_Task details:_ Could you return each line of the material that has "accent" in it?

┌────────

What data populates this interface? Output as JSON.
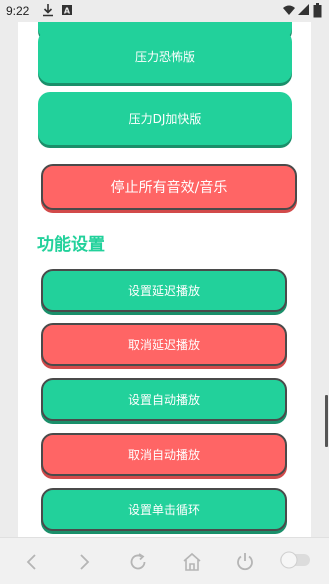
{
  "status_bar": {
    "time": "9:22",
    "icons": [
      "download-icon",
      "notification-a-icon",
      "wifi-icon",
      "cellular-icon",
      "battery-icon"
    ]
  },
  "buttons": {
    "horror_version": "压力恐怖版",
    "dj_fast_version": "压力DJ加快版",
    "stop_all": "停止所有音效/音乐"
  },
  "settings": {
    "title": "功能设置",
    "set_delay": "设置延迟播放",
    "cancel_delay": "取消延迟播放",
    "set_auto": "设置自动播放",
    "cancel_auto": "取消自动播放",
    "set_loop": "设置单击循环"
  },
  "browser_nav": {
    "icons": [
      "back-icon",
      "forward-icon",
      "refresh-icon",
      "home-icon",
      "power-icon",
      "toggle-icon"
    ]
  },
  "colors": {
    "green": "#22d19b",
    "red": "#ff6565",
    "background": "#ececec"
  }
}
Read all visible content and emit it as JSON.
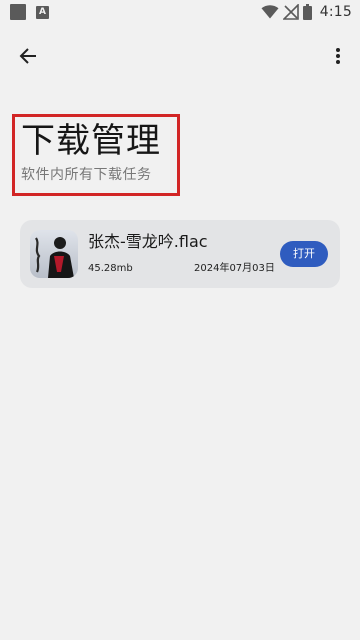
{
  "status_bar": {
    "time": "4:15",
    "icons": [
      "square-icon",
      "a-notification-icon",
      "wifi-icon",
      "signal-off-icon",
      "battery-icon"
    ]
  },
  "app_bar": {
    "back_icon": "back-arrow-icon",
    "menu_icon": "more-vert-icon"
  },
  "header": {
    "title": "下载管理",
    "subtitle": "软件内所有下载任务"
  },
  "downloads": [
    {
      "file_name": "张杰-雪龙吟.flac",
      "size": "45.28mb",
      "date": "2024年07月03日",
      "action_label": "打开"
    }
  ],
  "colors": {
    "background": "#f1f1f1",
    "card": "#e3e4e6",
    "accent": "#2f5cbf",
    "highlight": "#d22525"
  }
}
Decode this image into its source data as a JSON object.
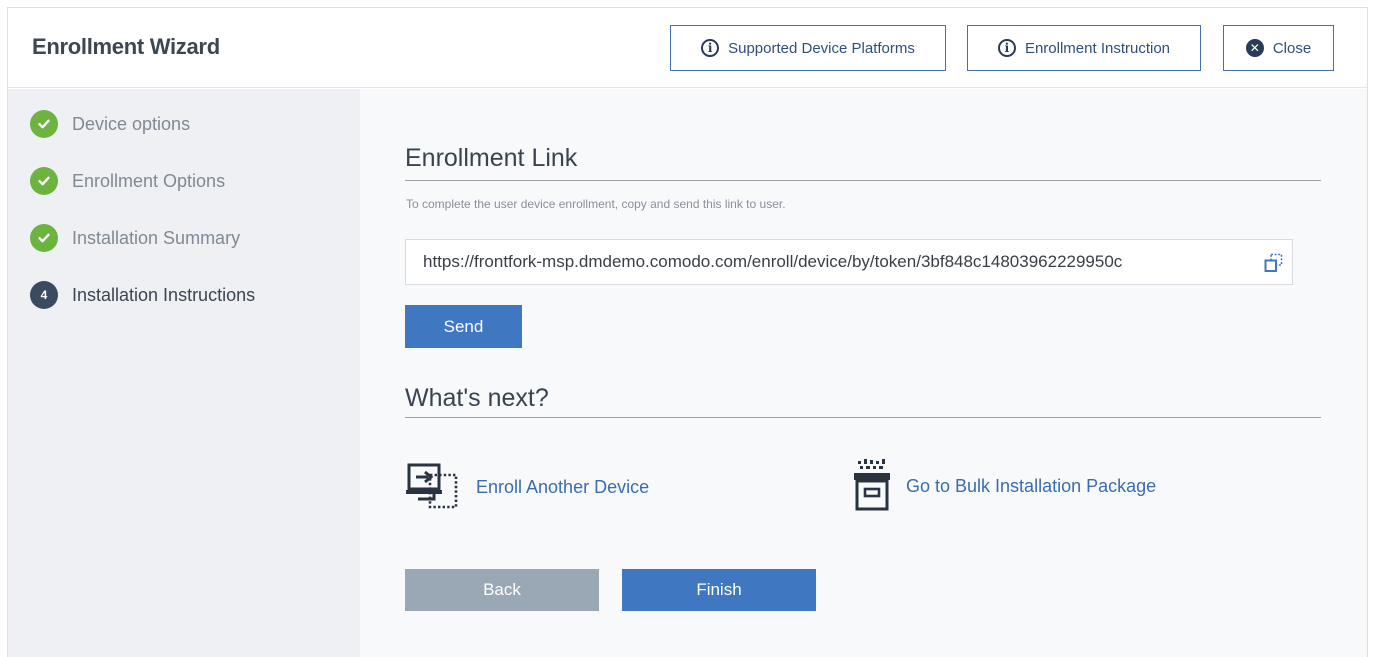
{
  "header": {
    "title": "Enrollment Wizard",
    "buttons": {
      "supported_platforms": "Supported Device Platforms",
      "enrollment_instruction": "Enrollment Instruction",
      "close": "Close"
    }
  },
  "sidebar": {
    "steps": [
      {
        "label": "Device options",
        "status": "done"
      },
      {
        "label": "Enrollment Options",
        "status": "done"
      },
      {
        "label": "Installation Summary",
        "status": "done"
      },
      {
        "label": "Installation Instructions",
        "status": "current",
        "number": "4"
      }
    ]
  },
  "main": {
    "enrollment_link_title": "Enrollment Link",
    "hint": "To complete the user device enrollment, copy and send this link to user.",
    "link_value": "https://frontfork-msp.dmdemo.comodo.com/enroll/device/by/token/3bf848c14803962229950c",
    "send_label": "Send",
    "whats_next_title": "What's next?",
    "enroll_another_label": "Enroll Another Device",
    "bulk_install_label": "Go to Bulk Installation Package",
    "back_label": "Back",
    "finish_label": "Finish"
  },
  "colors": {
    "accent": "#3f78c0",
    "done_green": "#6cb33f",
    "disabled_gray": "#9aa7b4"
  },
  "icons": {
    "info": "info-circle-icon",
    "close": "close-circle-icon",
    "check": "check-icon",
    "copy": "copy-icon",
    "enroll_device": "enroll-device-icon",
    "bulk_package": "bulk-package-icon"
  }
}
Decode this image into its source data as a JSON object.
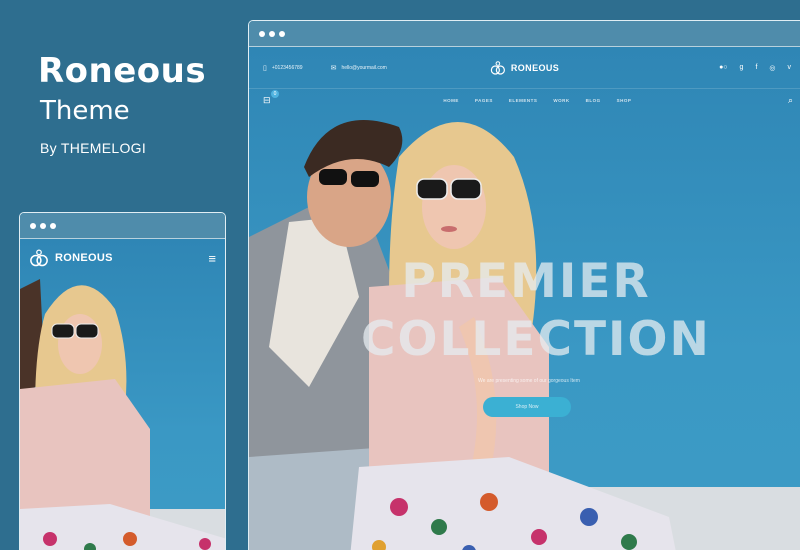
{
  "promo": {
    "title": "Roneous",
    "subtitle": "Theme",
    "byline": "By THEMELOGI"
  },
  "desktop": {
    "topbar": {
      "phone": "+0123456789",
      "email": "hello@yourmail.com",
      "brand": "RONEOUS",
      "socials": [
        "flickr-icon",
        "google-plus-icon",
        "facebook-icon",
        "dribbble-icon",
        "vimeo-icon"
      ]
    },
    "nav": {
      "cart_count": "0",
      "items": [
        "HOME",
        "PAGES",
        "ELEMENTS",
        "WORK",
        "BLOG",
        "SHOP"
      ]
    },
    "hero": {
      "title_line1": "PREMIER",
      "title_line2": "COLLECTION",
      "subtitle": "We are presenting some of our gorgeous Item",
      "button": "Shop Now"
    }
  },
  "mobile": {
    "brand": "RONEOUS"
  },
  "colors": {
    "background": "#2e6e8f",
    "accent": "#3bb0d3",
    "photo_bg": "#3a98c4"
  }
}
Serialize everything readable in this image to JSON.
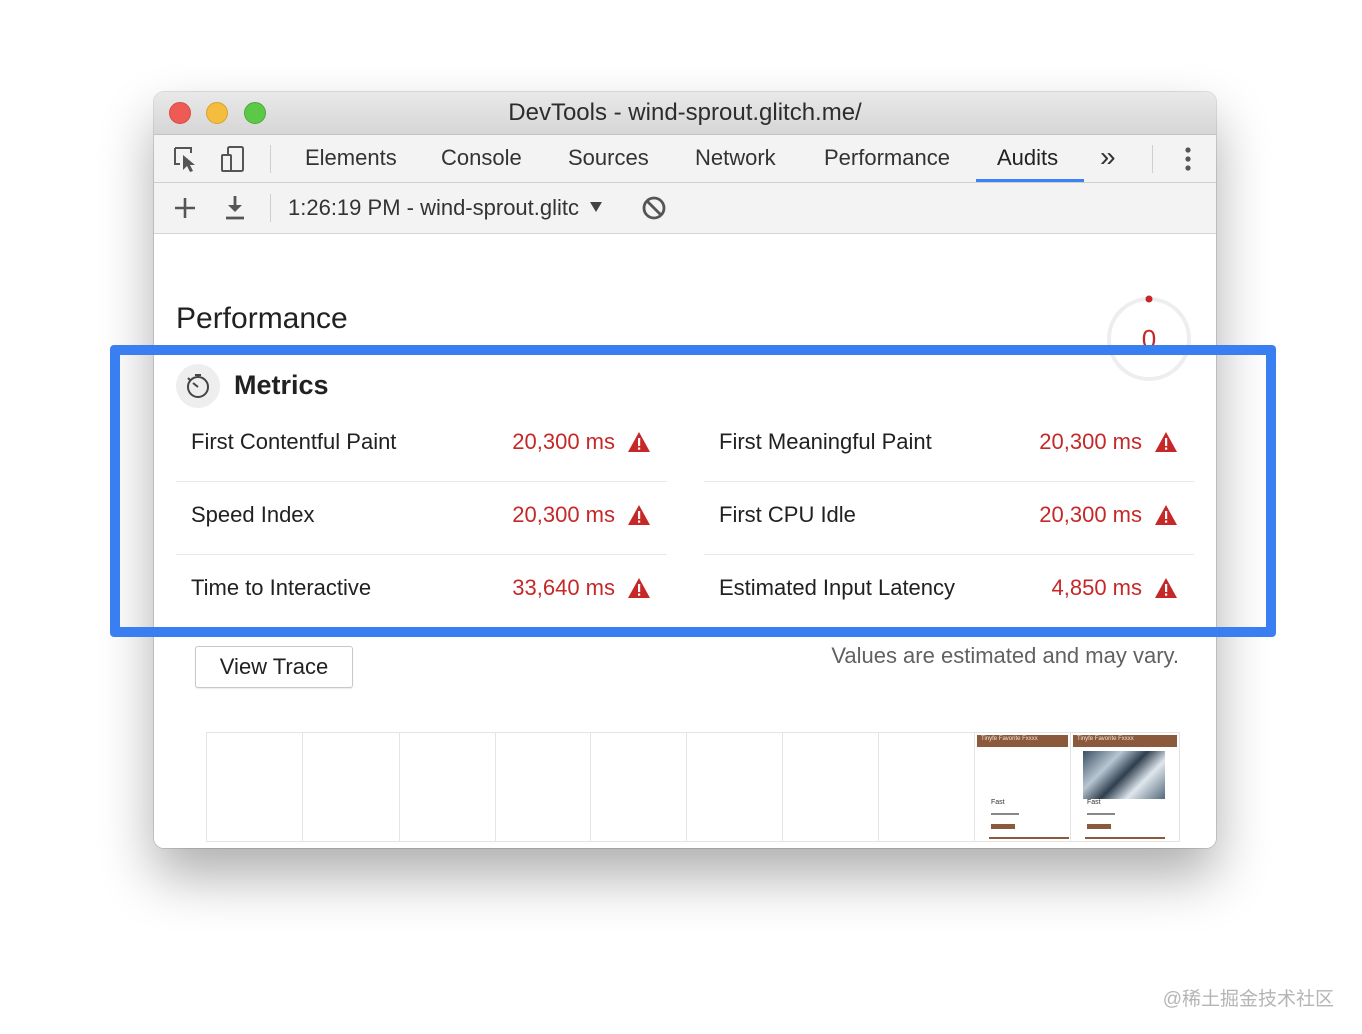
{
  "window": {
    "title": "DevTools - wind-sprout.glitch.me/"
  },
  "tabbar": {
    "tabs": [
      {
        "label": "Elements"
      },
      {
        "label": "Console"
      },
      {
        "label": "Sources"
      },
      {
        "label": "Network"
      },
      {
        "label": "Performance"
      },
      {
        "label": "Audits"
      }
    ],
    "active_tab": "Audits",
    "overflow_label": "»",
    "icons": [
      "inspect-element-icon",
      "device-toolbar-icon",
      "more-vert-icon"
    ]
  },
  "toolbar": {
    "run_label": "1:26:19 PM - wind-sprout.glitc",
    "icons": [
      "plus-icon",
      "download-icon",
      "dropdown-arrow-icon",
      "clear-icon"
    ]
  },
  "report": {
    "section_title": "Performance",
    "score": "0",
    "metrics_title": "Metrics",
    "metrics": [
      {
        "label": "First Contentful Paint",
        "value": "20,300 ms"
      },
      {
        "label": "First Meaningful Paint",
        "value": "20,300 ms"
      },
      {
        "label": "Speed Index",
        "value": "20,300 ms"
      },
      {
        "label": "First CPU Idle",
        "value": "20,300 ms"
      },
      {
        "label": "Time to Interactive",
        "value": "33,640 ms"
      },
      {
        "label": "Estimated Input Latency",
        "value": "4,850 ms"
      }
    ],
    "view_trace_label": "View Trace",
    "note": "Values are estimated and may vary.",
    "colors": {
      "fail": "#c62828",
      "highlight": "#3a7ff2",
      "active_tab": "#3b82f6"
    }
  },
  "filmstrip": {
    "frame_count": 10,
    "frames_with_content": 2,
    "thumbnail_header": "Tinyfe Favorite Fxxxx",
    "thumbnail_label": "Fast"
  },
  "watermark": "@稀土掘金技术社区"
}
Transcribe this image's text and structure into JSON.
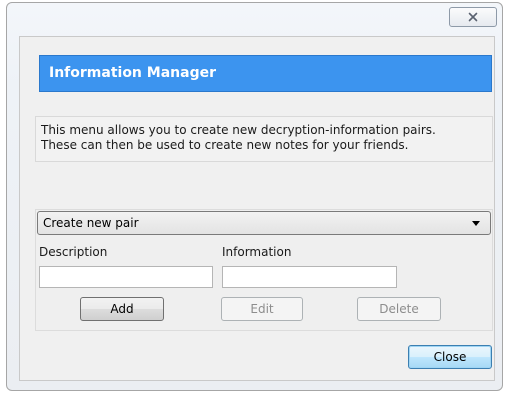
{
  "window": {
    "close_icon": "close-x-icon"
  },
  "header": {
    "title": "Information Manager"
  },
  "info": {
    "line1": "This menu allows you to create new decryption-information pairs.",
    "line2": "These can then be used to create new notes for your friends."
  },
  "pair_panel": {
    "selector_value": "Create new pair",
    "description_label": "Description",
    "description_value": "",
    "information_label": "Information",
    "information_value": "",
    "add_label": "Add",
    "edit_label": "Edit",
    "delete_label": "Delete"
  },
  "footer": {
    "close_label": "Close"
  },
  "colors": {
    "header_bg": "#3c94ef",
    "header_text": "#ffffff"
  }
}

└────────

_Answer area:_
    "accent": "#2f5cbf",
    "accent": "#3f78c0",
    "accent": "#3bb0d3",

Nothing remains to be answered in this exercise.